Metadata provides structure and organization, both enabling and constraining searches, Big Data analysis and the use of other tools to look at what it tags. It’s sometimes invisible to users, often ignored by them in any case, and yet can heavily influence the materials they consider as well as the results they receive when applying analytic tools. There’s also a deep tension between having clear and consistent tags which convey information in a brief and precise manner, and tags which capture provisional or uncertain information or permit for the range of fuzziness which often arises in non-computing spaces. For example, the metadata on EEBO-TCP texts whose dates are conjectural defaults to the beginning of the century they were likely written in, meaning that various sorts of analysis will find spikes in 1501 or 1601 or 1701 because those dates match the metadata entries for these texts.
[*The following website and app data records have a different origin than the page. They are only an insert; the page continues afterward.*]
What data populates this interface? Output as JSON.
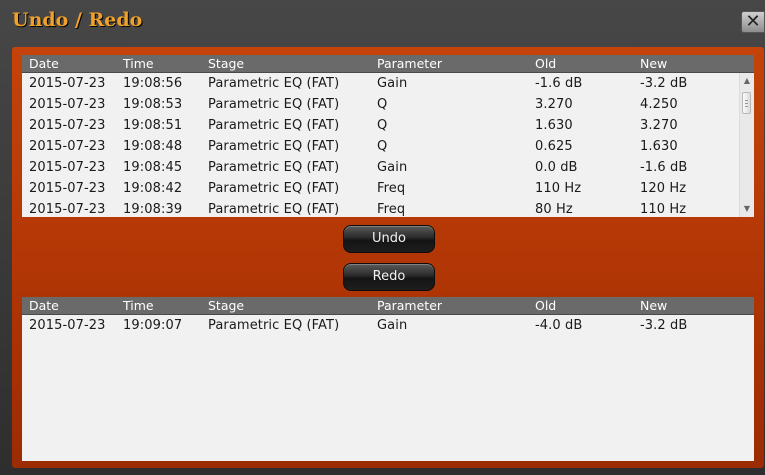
{
  "window": {
    "title": "Undo / Redo",
    "close_glyph": "✕"
  },
  "columns": [
    "Date",
    "Time",
    "Stage",
    "Parameter",
    "Old",
    "New"
  ],
  "undo_history": [
    {
      "date": "2015-07-23",
      "time": "19:08:56",
      "stage": "Parametric EQ (FAT)",
      "parameter": "Gain",
      "old": "-1.6 dB",
      "new": "-3.2 dB"
    },
    {
      "date": "2015-07-23",
      "time": "19:08:53",
      "stage": "Parametric EQ (FAT)",
      "parameter": "Q",
      "old": "3.270",
      "new": "4.250"
    },
    {
      "date": "2015-07-23",
      "time": "19:08:51",
      "stage": "Parametric EQ (FAT)",
      "parameter": "Q",
      "old": "1.630",
      "new": "3.270"
    },
    {
      "date": "2015-07-23",
      "time": "19:08:48",
      "stage": "Parametric EQ (FAT)",
      "parameter": "Q",
      "old": "0.625",
      "new": "1.630"
    },
    {
      "date": "2015-07-23",
      "time": "19:08:45",
      "stage": "Parametric EQ (FAT)",
      "parameter": "Gain",
      "old": "0.0 dB",
      "new": "-1.6 dB"
    },
    {
      "date": "2015-07-23",
      "time": "19:08:42",
      "stage": "Parametric EQ (FAT)",
      "parameter": "Freq",
      "old": "110 Hz",
      "new": "120 Hz"
    },
    {
      "date": "2015-07-23",
      "time": "19:08:39",
      "stage": "Parametric EQ (FAT)",
      "parameter": "Freq",
      "old": "80 Hz",
      "new": "110 Hz"
    }
  ],
  "redo_history": [
    {
      "date": "2015-07-23",
      "time": "19:09:07",
      "stage": "Parametric EQ (FAT)",
      "parameter": "Gain",
      "old": "-4.0 dB",
      "new": "-3.2 dB"
    }
  ],
  "buttons": {
    "undo_label": "Undo",
    "redo_label": "Redo"
  },
  "scrollbar": {
    "up_icon": "scroll-up-arrow-icon",
    "down_icon": "scroll-down-arrow-icon",
    "up_glyph": "▲",
    "down_glyph": "▼"
  },
  "colors": {
    "title": "#f0a12a",
    "panel": "#b53806",
    "header": "#6a6a6a",
    "table_bg": "#f1f1f1"
  }
}
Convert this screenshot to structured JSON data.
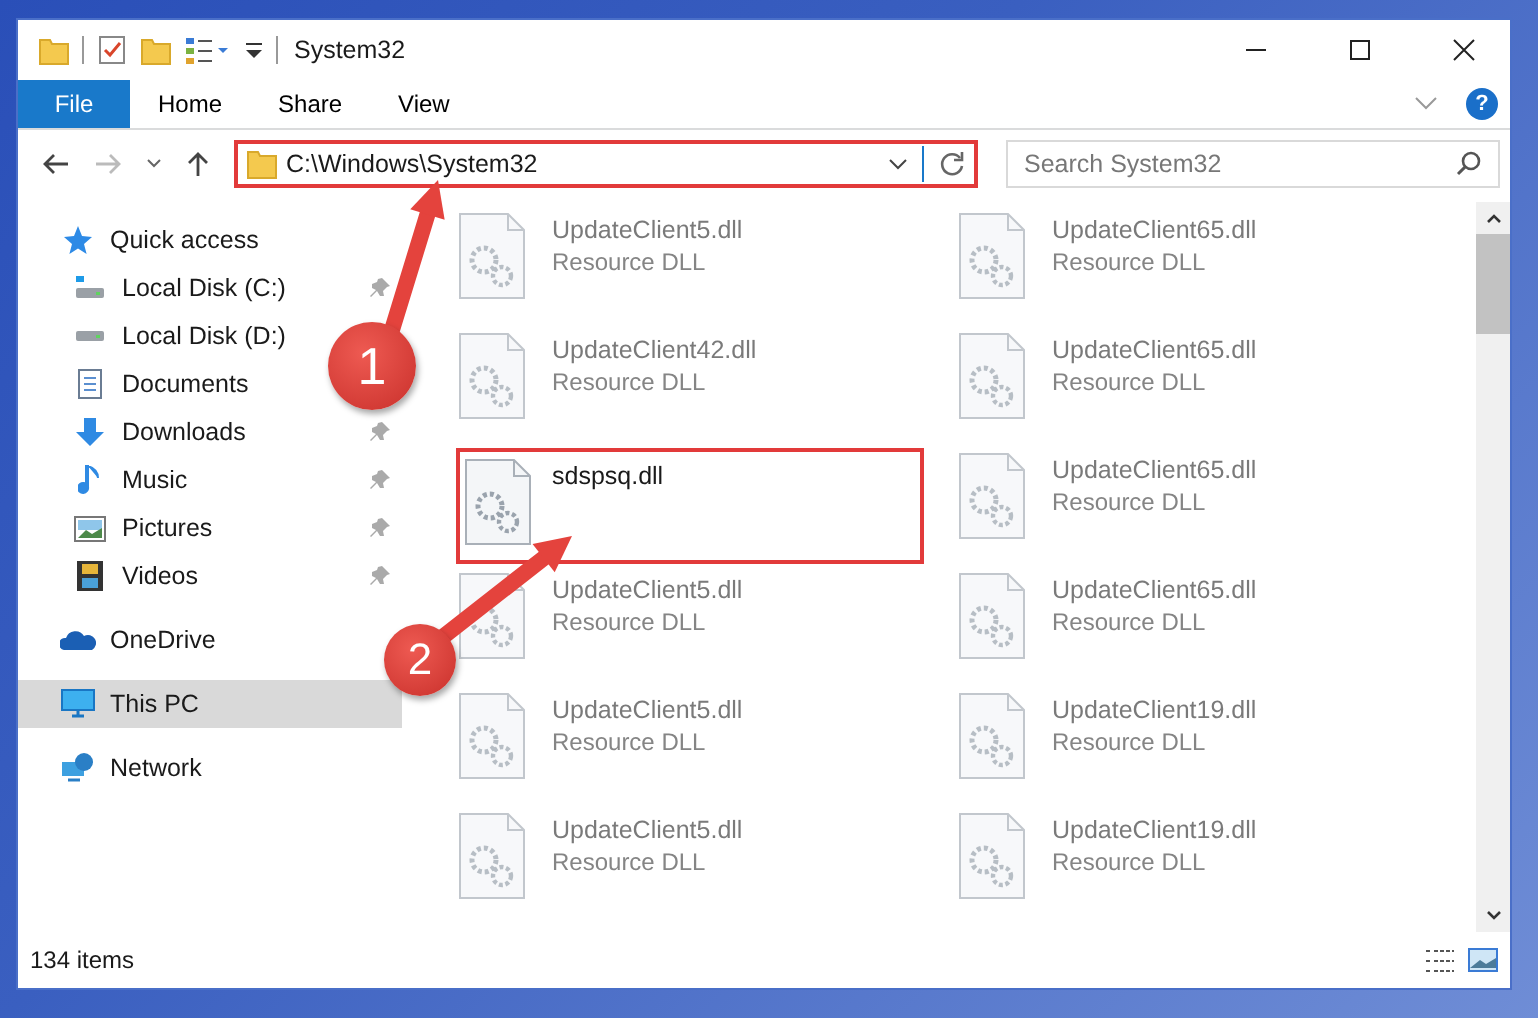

I’d like to invite a conversation between participants which considers both the practical, on-the-ground realities of making metadata for search and designing search tools to draw out the meaning of metadata, as well as the broader theoretical issues involved in placing a definitive tag on material which may be quite indefinite. (Does Shakespeare’s [i]King Lear[/i] receive a tragedy or history tag, for example?)